[TASK DIRECTIONS]: Please reproduce every record exactly as written, leaving out the pictures.

[App and web page records]:
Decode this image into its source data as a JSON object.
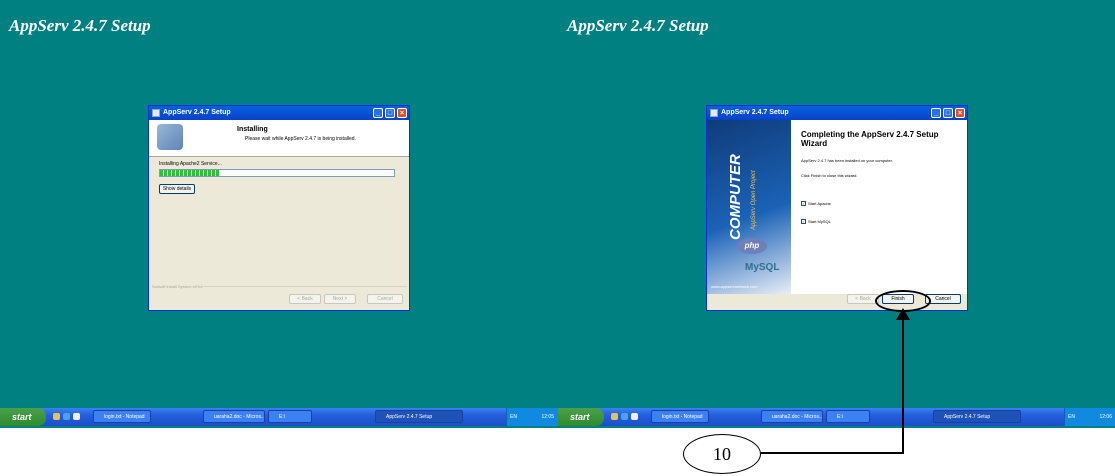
{
  "left_screen": {
    "desktop_title": "AppServ 2.4.7 Setup",
    "window": {
      "title": "AppServ 2.4.7 Setup",
      "header_title": "Installing",
      "header_subtitle": "Please wait while AppServ 2.4.7 is being installed.",
      "status_text": "Installing Apache2 Service...",
      "progress_percent": 25,
      "show_details_label": "Show details",
      "brand_text": "Nullsoft Install System v2.14",
      "back_label": "< Back",
      "next_label": "Next >",
      "cancel_label": "Cancel"
    },
    "taskbar": {
      "start_label": "start",
      "items": [
        "login.txt - Notepad",
        "uaraha2.doc - Micros...",
        "E:\\",
        "AppServ 2.4.7 Setup"
      ],
      "tray_lang": "EN",
      "clock": "12:05"
    }
  },
  "right_screen": {
    "desktop_title": "AppServ 2.4.7 Setup",
    "window": {
      "title": "AppServ 2.4.7 Setup",
      "banner_text": "COMPUTER",
      "banner_subtext": "AppServ Open Project",
      "php_logo": "php",
      "mysql_logo": "MySQL",
      "banner_url": "www.appservnetwork.com",
      "heading": "Completing the AppServ 2.4.7 Setup Wizard",
      "para1": "AppServ 2.4.7 has been installed on your computer.",
      "para2": "Click Finish to close this wizard.",
      "checkbox1_label": "Start Apache",
      "checkbox2_label": "Start MySQL",
      "back_label": "< Back",
      "finish_label": "Finish",
      "cancel_label": "Cancel"
    },
    "taskbar": {
      "start_label": "start",
      "items": [
        "login.txt - Notepad",
        "uaraha2.doc - Micros...",
        "E:\\",
        "AppServ 2.4.7 Setup"
      ],
      "tray_lang": "EN",
      "clock": "12:06"
    }
  },
  "callout": {
    "number": "10"
  }
}
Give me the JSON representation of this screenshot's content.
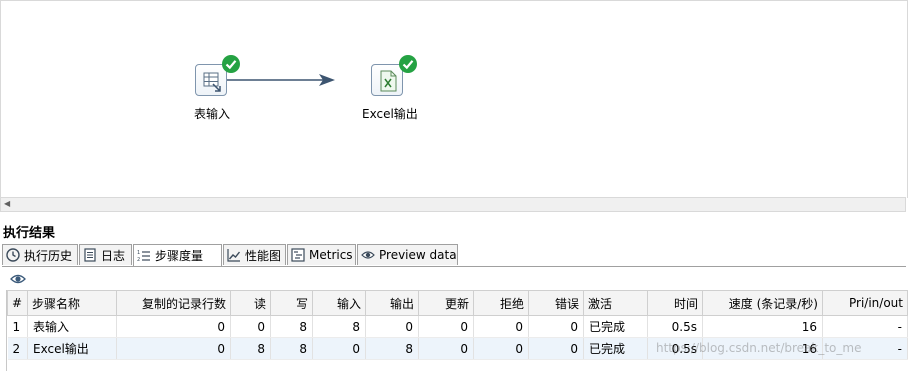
{
  "canvas": {
    "nodes": [
      {
        "label": "表输入",
        "icon": "table-input-icon",
        "status": "done-check"
      },
      {
        "label": "Excel输出",
        "icon": "excel-output-icon",
        "status": "done-check"
      }
    ]
  },
  "results": {
    "title": "执行结果",
    "tabs": [
      {
        "label": "执行历史",
        "icon": "clock-icon"
      },
      {
        "label": "日志",
        "icon": "log-icon"
      },
      {
        "label": "步骤度量",
        "icon": "step-metrics-icon"
      },
      {
        "label": "性能图",
        "icon": "performance-chart-icon"
      },
      {
        "label": "Metrics",
        "icon": "metrics-icon"
      },
      {
        "label": "Preview data",
        "icon": "eye-icon"
      }
    ],
    "active_tab": "步骤度量",
    "table": {
      "headers": [
        "#",
        "步骤名称",
        "复制的记录行数",
        "读",
        "写",
        "输入",
        "输出",
        "更新",
        "拒绝",
        "错误",
        "激活",
        "时间",
        "速度 (条记录/秒)",
        "Pri/in/out"
      ],
      "rows": [
        [
          "1",
          "表输入",
          "0",
          "0",
          "8",
          "8",
          "0",
          "0",
          "0",
          "0",
          "已完成",
          "0.5s",
          "16",
          "-"
        ],
        [
          "2",
          "Excel输出",
          "0",
          "8",
          "8",
          "0",
          "8",
          "0",
          "0",
          "0",
          "已完成",
          "0.5s",
          "16",
          "-"
        ]
      ]
    }
  },
  "watermark": "https://blog.csdn.net/break_to_me",
  "colors": {
    "check": "#25a243",
    "hop": "#3d5570",
    "selected_row": "#edf4fb"
  }
}
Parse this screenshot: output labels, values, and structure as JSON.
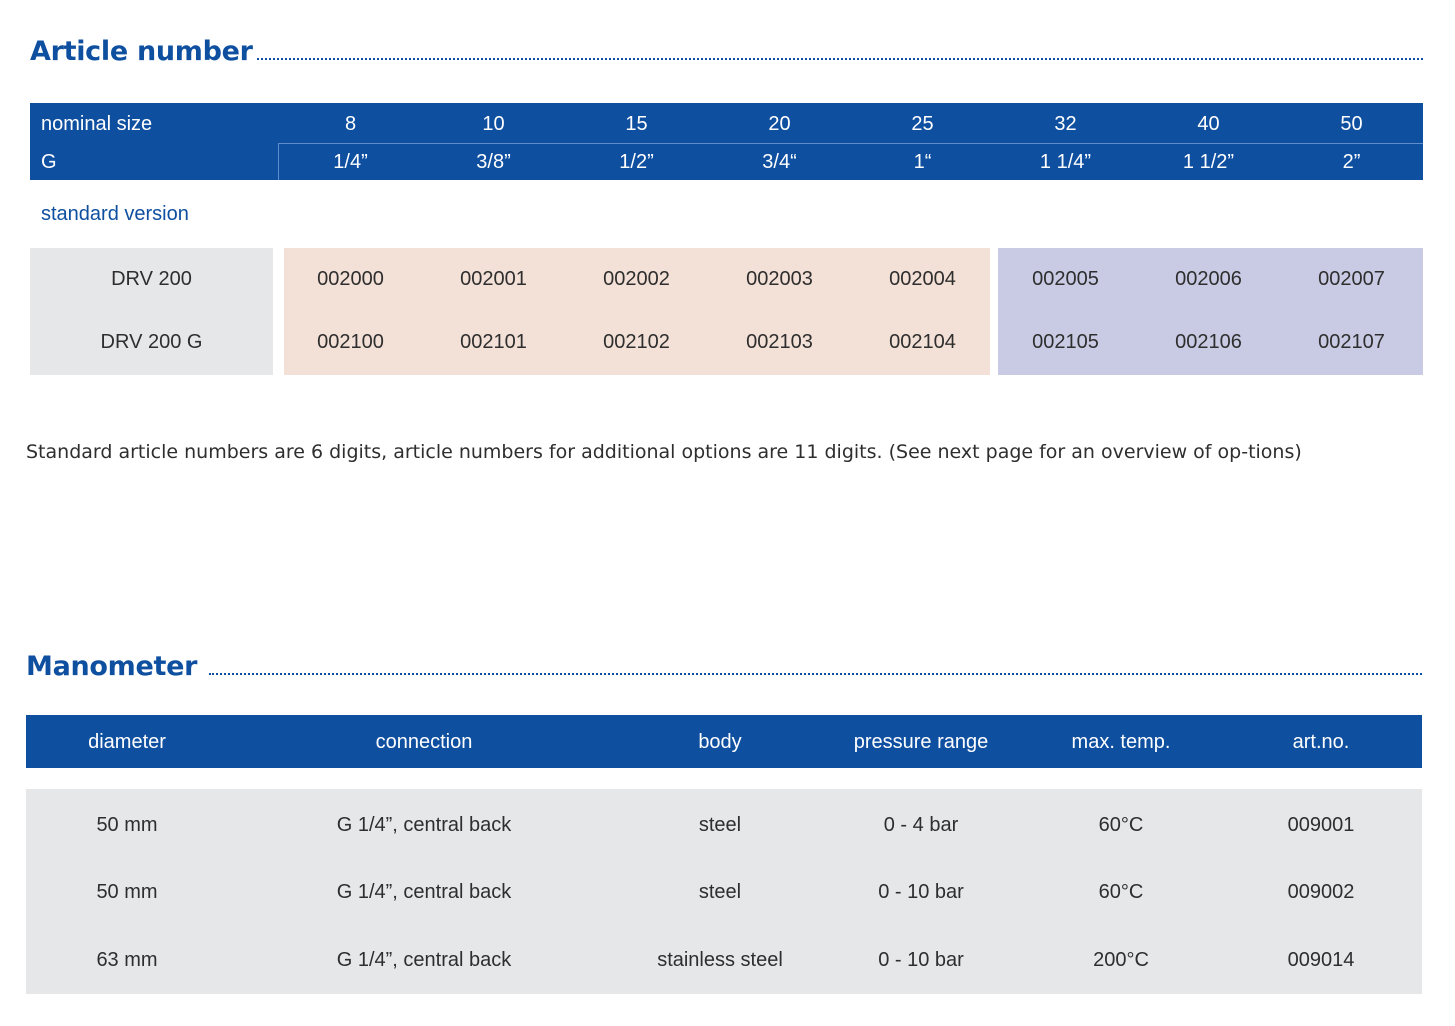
{
  "article_section": {
    "title": "Article number",
    "header": {
      "row1_label": "nominal size",
      "nominal_sizes": [
        "8",
        "10",
        "15",
        "20",
        "25",
        "32",
        "40",
        "50"
      ],
      "row2_label": "G",
      "thread_sizes": [
        "1/4”",
        "3/8”",
        "1/2”",
        "3/4“",
        "1“",
        "1 1/4”",
        "1 1/2”",
        "2”"
      ]
    },
    "subtitle": "standard version",
    "rows": [
      {
        "label": "DRV 200",
        "numbers": [
          "002000",
          "002001",
          "002002",
          "002003",
          "002004",
          "002005",
          "002006",
          "002007"
        ]
      },
      {
        "label": "DRV 200 G",
        "numbers": [
          "002100",
          "002101",
          "002102",
          "002103",
          "002104",
          "002105",
          "002106",
          "002107"
        ]
      }
    ],
    "note": "Standard article numbers are 6 digits, article numbers for additional options are 11 digits. (See next page for an overview of op-tions)"
  },
  "manometer_section": {
    "title": "Manometer",
    "columns": [
      "diameter",
      "connection",
      "body",
      "pressure range",
      "max. temp.",
      "art.no."
    ],
    "rows": [
      [
        "50 mm",
        "G 1/4”, central back",
        "steel",
        "0 - 4 bar",
        "60°C",
        "009001"
      ],
      [
        "50 mm",
        "G 1/4”, central back",
        "steel",
        "0 - 10 bar",
        "60°C",
        "009002"
      ],
      [
        "63 mm",
        "G 1/4”, central back",
        "stainless steel",
        "0 - 10 bar",
        "200°C",
        "009014"
      ]
    ]
  },
  "colors": {
    "brand_blue": "#0e4fa0",
    "row_grey": "#e6e7e9",
    "group_peach": "#f3e0d6",
    "group_lavender": "#c9cbe5"
  }
}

[ANSWER SPACE]:
Decode this image into its source data as a JSON object.
{
  "left_screen": {
    "desktop_title": "AppServ 2.4.7 Setup",
    "window": {
      "title": "AppServ 2.4.7 Setup",
      "header_title": "Installing",
      "header_subtitle": "Please wait while AppServ 2.4.7 is being installed.",
      "status_text": "Installing Apache2 Service...",
      "progress_percent": 25,
      "show_details_label": "Show details",
      "brand_text": "Nullsoft Install System v2.14",
      "back_label": "< Back",
      "next_label": "Next >",
      "cancel_label": "Cancel"
    },
    "taskbar": {
      "start_label": "start",
      "items": [
        "login.txt - Notepad",
        "uaraha2.doc - Micros...",
        "E:\\",
        "AppServ 2.4.7 Setup"
      ],
      "tray_lang": "EN",
      "clock": "12:05"
    }
  },
  "right_screen": {
    "desktop_title": "AppServ 2.4.7 Setup",
    "window": {
      "title": "AppServ 2.4.7 Setup",
      "banner_text": "COMPUTER",
      "banner_subtext": "AppServ Open Project",
      "php_logo": "php",
      "mysql_logo": "MySQL",
      "banner_url": "www.appservnetwork.com",
      "heading": "Completing the AppServ 2.4.7 Setup Wizard",
      "para1": "AppServ 2.4.7 has been installed on your computer.",
      "para2": "Click Finish to close this wizard.",
      "checkbox1_label": "Start Apache",
      "checkbox2_label": "Start MySQL",
      "back_label": "< Back",
      "finish_label": "Finish",
      "cancel_label": "Cancel"
    },
    "taskbar": {
      "start_label": "start",
      "items": [
        "login.txt - Notepad",
        "uaraha2.doc - Micros...",
        "E:\\",
        "AppServ 2.4.7 Setup"
      ],
      "tray_lang": "EN",
      "clock": "12:06"
    }
  },
  "callout": {
    "number": "10"
  }
}
Give me the JSON representation of this screenshot's content.
{
  "canvas": {
    "nodes": [
      {
        "label": "表输入",
        "icon": "table-input-icon",
        "status": "done-check"
      },
      {
        "label": "Excel输出",
        "icon": "excel-output-icon",
        "status": "done-check"
      }
    ]
  },
  "results": {
    "title": "执行结果",
    "tabs": [
      {
        "label": "执行历史",
        "icon": "clock-icon"
      },
      {
        "label": "日志",
        "icon": "log-icon"
      },
      {
        "label": "步骤度量",
        "icon": "step-metrics-icon"
      },
      {
        "label": "性能图",
        "icon": "performance-chart-icon"
      },
      {
        "label": "Metrics",
        "icon": "metrics-icon"
      },
      {
        "label": "Preview data",
        "icon": "eye-icon"
      }
    ],
    "active_tab": "步骤度量",
    "table": {
      "headers": [
        "#",
        "步骤名称",
        "复制的记录行数",
        "读",
        "写",
        "输入",
        "输出",
        "更新",
        "拒绝",
        "错误",
        "激活",
        "时间",
        "速度 (条记录/秒)",
        "Pri/in/out"
      ],
      "rows": [
        [
          "1",
          "表输入",
          "0",
          "0",
          "8",
          "8",
          "0",
          "0",
          "0",
          "0",
          "已完成",
          "0.5s",
          "16",
          "-"
        ],
        [
          "2",
          "Excel输出",
          "0",
          "8",
          "8",
          "0",
          "8",
          "0",
          "0",
          "0",
          "已完成",
          "0.5s",
          "16",
          "-"
        ]
      ]
    }
  },
  "watermark": "https://blog.csdn.net/break_to_me",
  "colors": {
    "check": "#25a243",
    "hop": "#3d5570",
    "selected_row": "#edf4fb"
  }
}
Parse this screenshot: output labels, values, and structure as JSON.
{
  "article_section": {
    "title": "Article number",
    "header": {
      "row1_label": "nominal size",
      "nominal_sizes": [
        "8",
        "10",
        "15",
        "20",
        "25",
        "32",
        "40",
        "50"
      ],
      "row2_label": "G",
      "thread_sizes": [
        "1/4”",
        "3/8”",
        "1/2”",
        "3/4“",
        "1“",
        "1 1/4”",
        "1 1/2”",
        "2”"
      ]
    },
    "subtitle": "standard version",
    "rows": [
      {
        "label": "DRV 200",
        "numbers": [
          "002000",
          "002001",
          "002002",
          "002003",
          "002004",
          "002005",
          "002006",
          "002007"
        ]
      },
      {
        "label": "DRV 200 G",
        "numbers": [
          "002100",
          "002101",
          "002102",
          "002103",
          "002104",
          "002105",
          "002106",
          "002107"
        ]
      }
    ],
    "note": "Standard article numbers are 6 digits, article numbers for additional options are 11 digits. (See next page for an overview of op-tions)"
  },
  "manometer_section": {
    "title": "Manometer",
    "columns": [
      "diameter",
      "connection",
      "body",
      "pressure range",
      "max. temp.",
      "art.no."
    ],
    "rows": [
      [
        "50 mm",
        "G 1/4”, central back",
        "steel",
        "0 - 4 bar",
        "60°C",
        "009001"
      ],
      [
        "50 mm",
        "G 1/4”, central back",
        "steel",
        "0 - 10 bar",
        "60°C",
        "009002"
      ],
      [
        "63 mm",
        "G 1/4”, central back",
        "stainless steel",
        "0 - 10 bar",
        "200°C",
        "009014"
      ]
    ]
  },
  "colors": {
    "brand_blue": "#0e4fa0",
    "row_grey": "#e6e7e9",
    "group_peach": "#f3e0d6",
    "group_lavender": "#c9cbe5"
  }
}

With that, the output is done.